Both personality and issues will affect who is elected president in 2004. Most agree George W. Bush’s personality and John Kerry’s issues are most appealing. Both are focused on getting votes — however, there may actually be something more fundamental.
What may actually be central in this campaign is the foundation upon which our democracy, the candidates’ personalities and all the issues rest — the vote.
After the election debacle of 2000, most Americans thought Congress had basically fixed our voting system when it passed the Help America Vote Act (HAVA) and provided over $2 billion to implement it. Now it appears the 2004 election may be worse than 2000.
The president gave various reasons for going to war in Afghanistan and occupying Iraq, but now he says it was to establish democracy. An election of sorts was held in Afghanistan and one in Iraq is scheduled for January. Yet it is turning out that our own democracy and its voting mechanisms may again become the central issue in the campaign.
Many questions continue to surface. Will everyone entitled to vote actually be able to vote? Will all voters who cast legal votes have their votes counted accurately? Are the new electronic voting machines reliable or will they be manipulated? If a machine’s results are suspicious can they be verified through a paper trail? Have legitimate new voters been disenfranchised by partisan election officials using technicalities to knock them off of the voter rolls? Will polling places be moved or closed at the last minute with little or no notice? Will the worst and most unreliable voting machines (punch card) disproportionately end up in minority communities as happened in Chicago, Florida and elsewhere in 2000?
We now know punch card voting machines are the least reliable, but skepticism over electronic voting has led many states to keep them in place. For example, in the critical swing state of Ohio, according to a Century Foundation study, only four of 31 Ohio counties that were eligible to replace punch-card machines are actually doing so. Nationally, 32 million voters “including many in key battleground states still live in jurisdictions that will use punch card ballots,” likely meaning “far fewer African American votes will count relative to uncounted votes by white citizens.”
Will harassment play a role? Local election officials threatened to discount students who registered and planned to vote from their campus at Texas’ Prairie View A & M until a judge stopped them. Will election officials in other college towns have other tricks up their sleeve? Will “Ballot Security” and “Ballot Integrity” bullies attempt to suppress the vote in minority communities, especially in the African American community, which has been documented as having happened on a regular basis?
Will the Defense Department — which is responsible for members of the military and American civilians voting from abroad, approximately 6 million voters in all — have an efficient and fair system of voting?
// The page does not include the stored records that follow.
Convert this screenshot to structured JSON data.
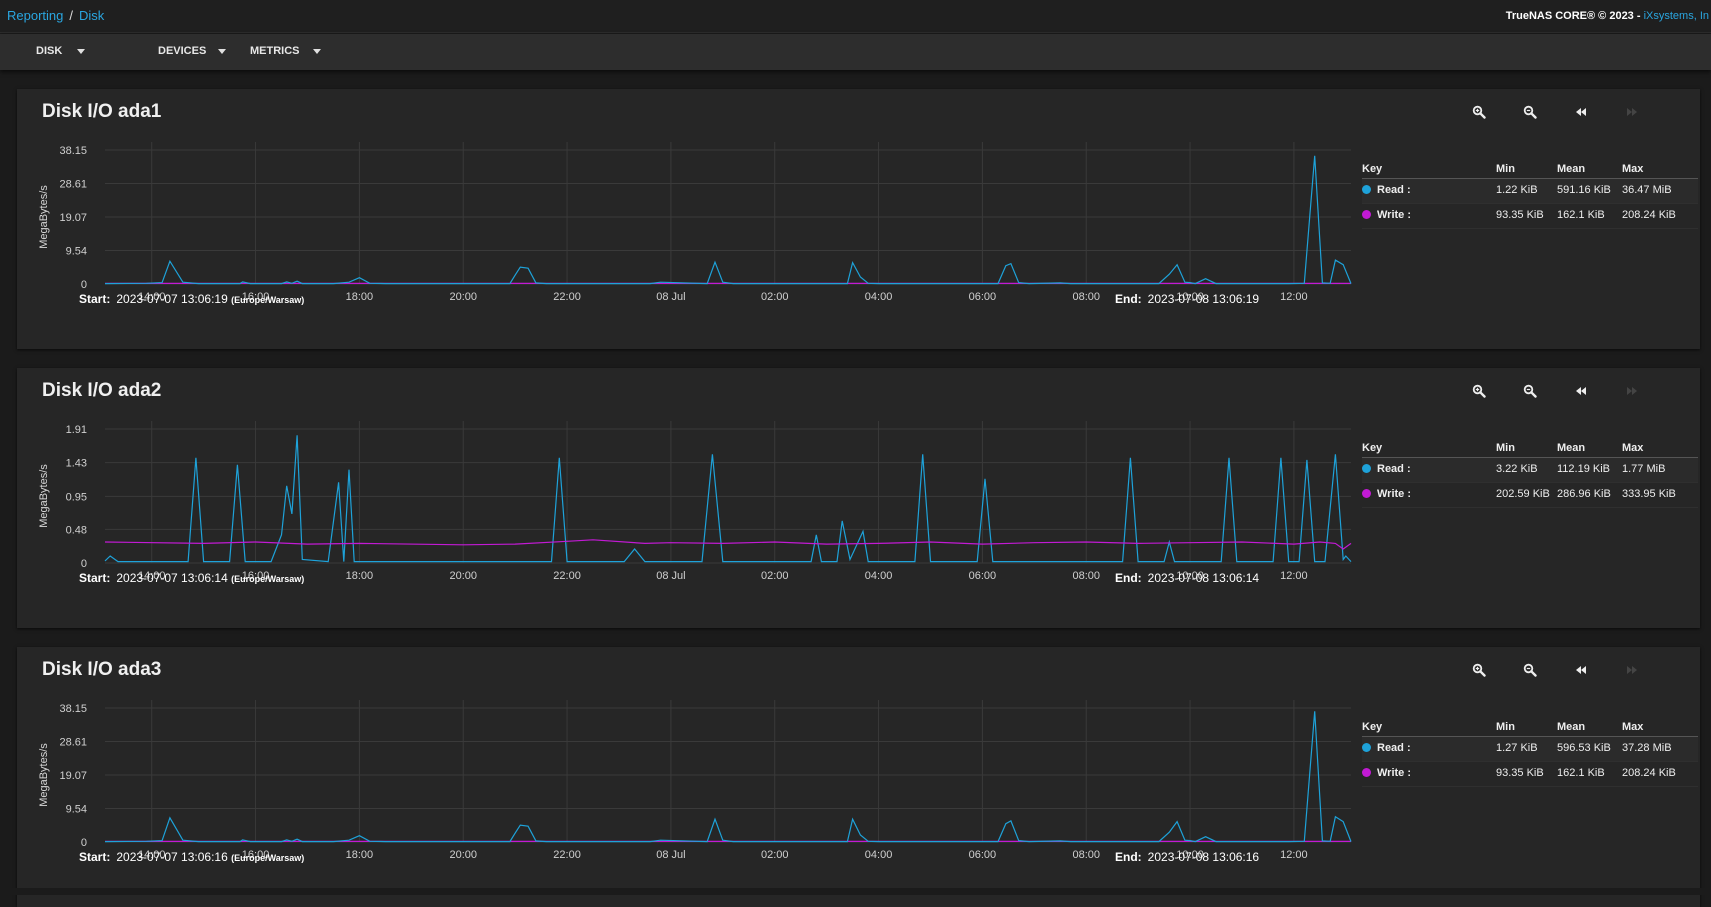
{
  "breadcrumb": {
    "root": "Reporting",
    "separator": "/",
    "current": "Disk"
  },
  "copyright": {
    "text": "TrueNAS CORE® © 2023 - ",
    "link": "iXsystems, In"
  },
  "toolbar": {
    "menus": [
      "DISK",
      "DEVICES",
      "METRICS"
    ]
  },
  "legend_header": {
    "key": "Key",
    "min": "Min",
    "mean": "Mean",
    "max": "Max"
  },
  "colors": {
    "read": "#1ea2d9",
    "write": "#c21ad4",
    "background": "#1b1b1b",
    "card": "#262626",
    "accent": "#2aa6e0"
  },
  "icons": [
    "zoom-in-icon",
    "zoom-out-icon",
    "rewind-icon",
    "forward-icon"
  ],
  "x_ticks": [
    "14:00",
    "16:00",
    "18:00",
    "20:00",
    "22:00",
    "08 Jul",
    "02:00",
    "04:00",
    "06:00",
    "08:00",
    "10:00",
    "12:00"
  ],
  "cards": [
    {
      "title": "Disk I/O ada1",
      "start_label": "Start:",
      "start_value": "2023-07-07 13:06:19",
      "tz": "(Europe/Warsaw)",
      "end_label": "End:",
      "end_value": "2023-07-08 13:06:19",
      "legend": [
        {
          "name": "Read :",
          "min": "1.22 KiB",
          "mean": "591.16 KiB",
          "max": "36.47 MiB"
        },
        {
          "name": "Write :",
          "min": "93.35 KiB",
          "mean": "162.1 KiB",
          "max": "208.24 KiB"
        }
      ]
    },
    {
      "title": "Disk I/O ada2",
      "start_label": "Start:",
      "start_value": "2023-07-07 13:06:14",
      "tz": "(Europe/Warsaw)",
      "end_label": "End:",
      "end_value": "2023-07-08 13:06:14",
      "legend": [
        {
          "name": "Read :",
          "min": "3.22 KiB",
          "mean": "112.19 KiB",
          "max": "1.77 MiB"
        },
        {
          "name": "Write :",
          "min": "202.59 KiB",
          "mean": "286.96 KiB",
          "max": "333.95 KiB"
        }
      ]
    },
    {
      "title": "Disk I/O ada3",
      "start_label": "Start:",
      "start_value": "2023-07-07 13:06:16",
      "tz": "(Europe/Warsaw)",
      "end_label": "End:",
      "end_value": "2023-07-08 13:06:16",
      "legend": [
        {
          "name": "Read :",
          "min": "1.27 KiB",
          "mean": "596.53 KiB",
          "max": "37.28 MiB"
        },
        {
          "name": "Write :",
          "min": "93.35 KiB",
          "mean": "162.1 KiB",
          "max": "208.24 KiB"
        }
      ]
    }
  ],
  "chart_data": [
    {
      "type": "line",
      "title": "Disk I/O ada1",
      "ylabel": "MegaBytes/s",
      "ylim": [
        0,
        38.15
      ],
      "yticks": [
        "0",
        "9.54",
        "19.07",
        "28.61",
        "38.15"
      ],
      "x_range_hours": [
        13.1,
        37.1
      ],
      "series": [
        {
          "name": "Read",
          "color": "#1ea2d9",
          "points": [
            [
              13.1,
              0.1
            ],
            [
              13.9,
              0.2
            ],
            [
              14.2,
              0.4
            ],
            [
              14.35,
              6.5
            ],
            [
              14.6,
              0.5
            ],
            [
              14.9,
              0.1
            ],
            [
              15.0,
              0.1
            ],
            [
              15.7,
              0.1
            ],
            [
              15.75,
              0.6
            ],
            [
              15.9,
              0.1
            ],
            [
              16.5,
              0.1
            ],
            [
              16.6,
              0.6
            ],
            [
              16.7,
              0.2
            ],
            [
              16.8,
              0.8
            ],
            [
              16.9,
              0.1
            ],
            [
              17.5,
              0.1
            ],
            [
              17.8,
              0.5
            ],
            [
              18.0,
              1.8
            ],
            [
              18.2,
              0.2
            ],
            [
              18.5,
              0.1
            ],
            [
              20.9,
              0.1
            ],
            [
              21.0,
              2.5
            ],
            [
              21.1,
              4.8
            ],
            [
              21.25,
              4.5
            ],
            [
              21.4,
              0.3
            ],
            [
              21.6,
              0.1
            ],
            [
              23.6,
              0.1
            ],
            [
              23.8,
              0.5
            ],
            [
              24.7,
              0.1
            ],
            [
              24.85,
              6.2
            ],
            [
              25.0,
              0.5
            ],
            [
              25.2,
              0.1
            ],
            [
              27.4,
              0.1
            ],
            [
              27.5,
              6.1
            ],
            [
              27.65,
              2.0
            ],
            [
              27.8,
              0.2
            ],
            [
              28.0,
              0.1
            ],
            [
              30.3,
              0.1
            ],
            [
              30.45,
              5.2
            ],
            [
              30.55,
              5.8
            ],
            [
              30.7,
              0.4
            ],
            [
              30.9,
              0.1
            ],
            [
              31.5,
              0.3
            ],
            [
              31.7,
              0.1
            ],
            [
              33.4,
              0.1
            ],
            [
              33.6,
              2.8
            ],
            [
              33.75,
              5.5
            ],
            [
              33.9,
              0.5
            ],
            [
              34.0,
              0.4
            ],
            [
              34.1,
              0.1
            ],
            [
              34.3,
              1.5
            ],
            [
              34.5,
              0.1
            ],
            [
              35.9,
              0.1
            ],
            [
              36.2,
              0.2
            ],
            [
              36.4,
              36.5
            ],
            [
              36.55,
              0.3
            ],
            [
              36.7,
              0.2
            ],
            [
              36.8,
              6.8
            ],
            [
              36.95,
              5.5
            ],
            [
              37.1,
              0.1
            ]
          ]
        },
        {
          "name": "Write",
          "color": "#c21ad4",
          "points": [
            [
              13.1,
              0.16
            ],
            [
              37.1,
              0.16
            ]
          ]
        }
      ]
    },
    {
      "type": "line",
      "title": "Disk I/O ada2",
      "ylabel": "MegaBytes/s",
      "ylim": [
        0,
        1.91
      ],
      "yticks": [
        "0",
        "0.48",
        "0.95",
        "1.43",
        "1.91"
      ],
      "x_range_hours": [
        13.1,
        37.1
      ],
      "series": [
        {
          "name": "Read",
          "color": "#1ea2d9",
          "points": [
            [
              13.1,
              0.03
            ],
            [
              13.2,
              0.1
            ],
            [
              13.35,
              0.02
            ],
            [
              14.7,
              0.02
            ],
            [
              14.85,
              1.5
            ],
            [
              15.0,
              0.02
            ],
            [
              15.5,
              0.02
            ],
            [
              15.65,
              1.4
            ],
            [
              15.8,
              0.02
            ],
            [
              16.3,
              0.02
            ],
            [
              16.5,
              0.4
            ],
            [
              16.6,
              1.1
            ],
            [
              16.7,
              0.7
            ],
            [
              16.8,
              1.82
            ],
            [
              16.9,
              0.05
            ],
            [
              17.4,
              0.02
            ],
            [
              17.6,
              1.15
            ],
            [
              17.7,
              0.02
            ],
            [
              17.8,
              1.33
            ],
            [
              17.9,
              0.02
            ],
            [
              21.7,
              0.02
            ],
            [
              21.85,
              1.5
            ],
            [
              22.0,
              0.02
            ],
            [
              23.1,
              0.02
            ],
            [
              23.3,
              0.2
            ],
            [
              23.5,
              0.02
            ],
            [
              24.6,
              0.02
            ],
            [
              24.8,
              1.55
            ],
            [
              25.0,
              0.02
            ],
            [
              26.7,
              0.02
            ],
            [
              26.8,
              0.4
            ],
            [
              26.9,
              0.02
            ],
            [
              27.2,
              0.02
            ],
            [
              27.3,
              0.6
            ],
            [
              27.45,
              0.05
            ],
            [
              27.7,
              0.45
            ],
            [
              27.8,
              0.02
            ],
            [
              28.7,
              0.02
            ],
            [
              28.85,
              1.55
            ],
            [
              29.0,
              0.02
            ],
            [
              29.9,
              0.02
            ],
            [
              30.05,
              1.2
            ],
            [
              30.2,
              0.02
            ],
            [
              32.7,
              0.02
            ],
            [
              32.85,
              1.5
            ],
            [
              33.0,
              0.02
            ],
            [
              33.5,
              0.02
            ],
            [
              33.6,
              0.3
            ],
            [
              33.7,
              0.02
            ],
            [
              34.6,
              0.02
            ],
            [
              34.75,
              1.5
            ],
            [
              34.9,
              0.02
            ],
            [
              35.6,
              0.02
            ],
            [
              35.75,
              1.5
            ],
            [
              35.9,
              0.02
            ],
            [
              36.1,
              0.02
            ],
            [
              36.25,
              1.47
            ],
            [
              36.4,
              0.02
            ],
            [
              36.6,
              0.02
            ],
            [
              36.8,
              1.55
            ],
            [
              36.95,
              0.05
            ],
            [
              37.0,
              0.1
            ],
            [
              37.1,
              0.02
            ]
          ]
        },
        {
          "name": "Write",
          "color": "#c21ad4",
          "points": [
            [
              13.1,
              0.3
            ],
            [
              15.0,
              0.28
            ],
            [
              16.0,
              0.3
            ],
            [
              17.0,
              0.27
            ],
            [
              18.0,
              0.28
            ],
            [
              20.0,
              0.26
            ],
            [
              21.0,
              0.27
            ],
            [
              22.0,
              0.31
            ],
            [
              22.5,
              0.33
            ],
            [
              23.5,
              0.28
            ],
            [
              24.0,
              0.29
            ],
            [
              25.0,
              0.28
            ],
            [
              26.0,
              0.3
            ],
            [
              27.0,
              0.27
            ],
            [
              28.0,
              0.28
            ],
            [
              29.0,
              0.3
            ],
            [
              30.0,
              0.27
            ],
            [
              31.0,
              0.29
            ],
            [
              32.0,
              0.3
            ],
            [
              33.0,
              0.28
            ],
            [
              34.0,
              0.29
            ],
            [
              35.0,
              0.3
            ],
            [
              36.0,
              0.27
            ],
            [
              36.5,
              0.3
            ],
            [
              36.8,
              0.28
            ],
            [
              36.95,
              0.2
            ],
            [
              37.1,
              0.28
            ]
          ]
        }
      ]
    },
    {
      "type": "line",
      "title": "Disk I/O ada3",
      "ylabel": "MegaBytes/s",
      "ylim": [
        0,
        38.15
      ],
      "yticks": [
        "0",
        "9.54",
        "19.07",
        "28.61",
        "38.15"
      ],
      "x_range_hours": [
        13.1,
        37.1
      ],
      "series": [
        {
          "name": "Read",
          "color": "#1ea2d9",
          "points": [
            [
              13.1,
              0.1
            ],
            [
              13.9,
              0.2
            ],
            [
              14.2,
              0.4
            ],
            [
              14.35,
              6.9
            ],
            [
              14.6,
              0.5
            ],
            [
              14.9,
              0.1
            ],
            [
              15.0,
              0.1
            ],
            [
              15.7,
              0.1
            ],
            [
              15.75,
              0.6
            ],
            [
              15.9,
              0.1
            ],
            [
              16.5,
              0.1
            ],
            [
              16.6,
              0.6
            ],
            [
              16.7,
              0.2
            ],
            [
              16.8,
              0.8
            ],
            [
              16.9,
              0.1
            ],
            [
              17.5,
              0.1
            ],
            [
              17.8,
              0.5
            ],
            [
              18.0,
              1.8
            ],
            [
              18.2,
              0.2
            ],
            [
              18.5,
              0.1
            ],
            [
              20.9,
              0.1
            ],
            [
              21.0,
              2.5
            ],
            [
              21.1,
              4.8
            ],
            [
              21.25,
              4.5
            ],
            [
              21.4,
              0.3
            ],
            [
              21.6,
              0.1
            ],
            [
              23.6,
              0.1
            ],
            [
              23.8,
              0.5
            ],
            [
              24.7,
              0.1
            ],
            [
              24.85,
              6.5
            ],
            [
              25.0,
              0.5
            ],
            [
              25.2,
              0.1
            ],
            [
              27.4,
              0.1
            ],
            [
              27.5,
              6.5
            ],
            [
              27.65,
              2.0
            ],
            [
              27.8,
              0.2
            ],
            [
              28.0,
              0.1
            ],
            [
              30.3,
              0.1
            ],
            [
              30.45,
              5.2
            ],
            [
              30.55,
              6.0
            ],
            [
              30.7,
              0.4
            ],
            [
              30.9,
              0.1
            ],
            [
              31.5,
              0.3
            ],
            [
              31.7,
              0.1
            ],
            [
              33.4,
              0.1
            ],
            [
              33.6,
              2.8
            ],
            [
              33.75,
              5.8
            ],
            [
              33.9,
              0.5
            ],
            [
              34.0,
              0.4
            ],
            [
              34.1,
              0.1
            ],
            [
              34.3,
              1.5
            ],
            [
              34.5,
              0.1
            ],
            [
              35.9,
              0.1
            ],
            [
              36.2,
              0.2
            ],
            [
              36.4,
              37.2
            ],
            [
              36.55,
              0.3
            ],
            [
              36.7,
              0.2
            ],
            [
              36.8,
              7.2
            ],
            [
              36.95,
              5.8
            ],
            [
              37.1,
              0.1
            ]
          ]
        },
        {
          "name": "Write",
          "color": "#c21ad4",
          "points": [
            [
              13.1,
              0.16
            ],
            [
              37.1,
              0.16
            ]
          ]
        }
      ]
    }
  ]
}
There are some indications it won’t. Military people who it is felt are more pro-Bush are being asked to fax their “secret” ballot to the Defense Department to be passed on to their local election board, while civilian Americans thought to be more pro-Kerry have had difficulty getting their ballots on time.
Just as Florida’s election officials engaged in some hanky panky with respect to alleged ex-felons in 2000, it was tried again in 2004 with only press exposure stopping them. Will the erroneous denial of so-called ex-felons’ right to vote in 2000 turn out to be another embarrassment in 2004?
Finally, after 100 million-plus popular votes will the presidency again be decided by one vote by a Supreme Court justice? It is almost certain with all of these shenanigans, questions and administrative fallacies that if the election is close, allegations of wrongdoing will surface and there will be dozens of lawsuits seeking to change the election results.
A recent New York Times editorial stated, “In a well-run democracy, the government would be running elections of … unquestioned integrity. ... But the mechanics of American democracy are deeply flawed, and Congress, state governments and local elections officials have been unwilling to do what is necessary to fix them. If this election is going to be a fair and honest one, concerned citizens will have to do their part to ensure that every vote counts.” In other words, Americans are left to monitor their government-administered democracy with voluntary oversight!
Congress may or may not be willing to fix our flawed system. The reality is Congress is unable to fix it. Why? Because we have a “states’ rights” voting system and Congress has no power to fix it. Unlike free speech, assembly and religion, there is no individual right to vote in the Constitution — the main lesson of Bush v. Gore! And the Constitution has not authorized Congress to fix it! Only by adding an affirmative individual right to vote to the Constitution, and assigning Congress the power, can Congress design and implement a unitary voting system that provides every American an equal opportunity to vote and assures them that every vote will be counted accurately.
Rep. Jesse Jackson Jr. represents Illinois’ Second Congressional District.